═════ Data for the task ═════

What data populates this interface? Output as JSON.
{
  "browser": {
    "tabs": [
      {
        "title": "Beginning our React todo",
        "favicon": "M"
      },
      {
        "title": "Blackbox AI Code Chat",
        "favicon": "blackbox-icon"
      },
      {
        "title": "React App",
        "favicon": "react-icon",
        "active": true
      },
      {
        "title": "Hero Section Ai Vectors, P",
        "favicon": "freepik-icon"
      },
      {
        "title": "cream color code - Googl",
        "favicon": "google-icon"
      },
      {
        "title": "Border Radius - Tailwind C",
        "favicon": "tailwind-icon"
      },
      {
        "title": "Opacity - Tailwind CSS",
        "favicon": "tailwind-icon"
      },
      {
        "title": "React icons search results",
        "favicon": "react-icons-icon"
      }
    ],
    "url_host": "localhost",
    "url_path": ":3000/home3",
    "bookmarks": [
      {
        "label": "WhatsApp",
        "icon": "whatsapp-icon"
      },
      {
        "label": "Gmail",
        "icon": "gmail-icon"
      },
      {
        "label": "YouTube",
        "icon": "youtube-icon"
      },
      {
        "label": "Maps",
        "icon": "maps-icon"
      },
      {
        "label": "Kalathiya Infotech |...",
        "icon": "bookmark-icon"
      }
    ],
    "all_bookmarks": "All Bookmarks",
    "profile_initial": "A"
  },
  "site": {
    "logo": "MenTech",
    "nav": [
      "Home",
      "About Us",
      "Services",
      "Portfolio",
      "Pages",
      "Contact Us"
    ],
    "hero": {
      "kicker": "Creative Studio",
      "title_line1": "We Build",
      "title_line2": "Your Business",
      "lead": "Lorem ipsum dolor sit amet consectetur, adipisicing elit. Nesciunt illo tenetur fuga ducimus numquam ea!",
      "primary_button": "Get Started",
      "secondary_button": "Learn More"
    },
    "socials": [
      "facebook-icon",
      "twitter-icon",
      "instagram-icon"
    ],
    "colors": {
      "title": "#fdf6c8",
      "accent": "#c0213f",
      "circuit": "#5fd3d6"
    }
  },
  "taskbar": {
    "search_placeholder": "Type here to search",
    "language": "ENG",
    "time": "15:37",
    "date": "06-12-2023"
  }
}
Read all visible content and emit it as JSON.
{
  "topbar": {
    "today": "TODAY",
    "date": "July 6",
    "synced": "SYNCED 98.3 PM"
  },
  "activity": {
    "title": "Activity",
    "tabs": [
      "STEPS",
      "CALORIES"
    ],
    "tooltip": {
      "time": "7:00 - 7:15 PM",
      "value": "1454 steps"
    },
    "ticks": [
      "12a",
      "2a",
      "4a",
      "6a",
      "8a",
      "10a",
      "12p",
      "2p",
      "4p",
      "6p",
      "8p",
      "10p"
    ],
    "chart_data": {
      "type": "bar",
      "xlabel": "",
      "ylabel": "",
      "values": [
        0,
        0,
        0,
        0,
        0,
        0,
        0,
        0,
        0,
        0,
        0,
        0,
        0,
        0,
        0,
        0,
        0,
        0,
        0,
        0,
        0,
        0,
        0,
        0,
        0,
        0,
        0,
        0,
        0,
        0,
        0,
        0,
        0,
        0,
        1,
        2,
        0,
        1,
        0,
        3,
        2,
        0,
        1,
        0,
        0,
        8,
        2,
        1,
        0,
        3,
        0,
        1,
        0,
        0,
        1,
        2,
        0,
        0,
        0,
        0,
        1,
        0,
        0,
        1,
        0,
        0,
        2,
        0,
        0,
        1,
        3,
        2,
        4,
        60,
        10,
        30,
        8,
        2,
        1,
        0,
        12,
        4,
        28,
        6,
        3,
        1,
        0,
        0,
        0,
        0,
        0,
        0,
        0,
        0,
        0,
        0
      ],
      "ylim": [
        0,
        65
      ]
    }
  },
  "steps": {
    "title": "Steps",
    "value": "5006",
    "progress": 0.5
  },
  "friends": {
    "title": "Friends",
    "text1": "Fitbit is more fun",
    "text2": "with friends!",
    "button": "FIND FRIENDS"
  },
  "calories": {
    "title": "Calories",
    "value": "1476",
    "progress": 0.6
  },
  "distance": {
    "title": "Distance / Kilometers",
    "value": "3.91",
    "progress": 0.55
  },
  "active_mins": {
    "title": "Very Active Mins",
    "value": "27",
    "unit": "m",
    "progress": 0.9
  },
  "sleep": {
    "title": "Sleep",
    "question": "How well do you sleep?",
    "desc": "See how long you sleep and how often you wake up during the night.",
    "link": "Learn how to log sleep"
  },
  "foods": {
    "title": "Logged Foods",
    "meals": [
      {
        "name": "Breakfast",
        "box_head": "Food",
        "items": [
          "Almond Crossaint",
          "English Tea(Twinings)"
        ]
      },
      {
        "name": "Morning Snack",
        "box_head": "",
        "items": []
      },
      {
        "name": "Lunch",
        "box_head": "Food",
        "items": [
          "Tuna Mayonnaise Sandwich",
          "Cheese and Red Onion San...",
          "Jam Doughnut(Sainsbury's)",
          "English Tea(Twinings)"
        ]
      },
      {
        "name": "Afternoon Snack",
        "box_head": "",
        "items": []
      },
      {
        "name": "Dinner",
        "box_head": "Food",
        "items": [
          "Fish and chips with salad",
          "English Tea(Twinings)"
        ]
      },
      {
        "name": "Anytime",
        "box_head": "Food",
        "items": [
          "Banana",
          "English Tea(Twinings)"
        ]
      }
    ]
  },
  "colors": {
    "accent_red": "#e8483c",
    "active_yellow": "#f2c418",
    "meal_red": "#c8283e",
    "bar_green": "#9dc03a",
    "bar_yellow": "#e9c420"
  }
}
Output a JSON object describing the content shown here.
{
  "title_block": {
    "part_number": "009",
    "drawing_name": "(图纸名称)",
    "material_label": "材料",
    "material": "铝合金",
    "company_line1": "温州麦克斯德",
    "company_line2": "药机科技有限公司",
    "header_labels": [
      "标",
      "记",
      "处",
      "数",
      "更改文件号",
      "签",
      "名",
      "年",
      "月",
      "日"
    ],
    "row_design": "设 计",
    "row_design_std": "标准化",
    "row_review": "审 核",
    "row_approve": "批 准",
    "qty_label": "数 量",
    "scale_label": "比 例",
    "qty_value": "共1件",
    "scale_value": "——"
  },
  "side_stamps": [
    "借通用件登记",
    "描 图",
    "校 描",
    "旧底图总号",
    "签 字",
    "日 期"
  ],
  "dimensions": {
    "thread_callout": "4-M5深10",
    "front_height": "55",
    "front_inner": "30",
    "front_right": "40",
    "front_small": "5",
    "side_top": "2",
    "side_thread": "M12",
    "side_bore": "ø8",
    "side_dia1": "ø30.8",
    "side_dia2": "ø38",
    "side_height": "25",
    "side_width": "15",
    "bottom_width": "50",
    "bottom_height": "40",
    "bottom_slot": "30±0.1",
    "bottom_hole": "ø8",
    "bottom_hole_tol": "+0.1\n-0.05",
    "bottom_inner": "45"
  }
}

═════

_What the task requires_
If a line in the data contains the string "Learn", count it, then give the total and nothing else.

_Output of the task_
2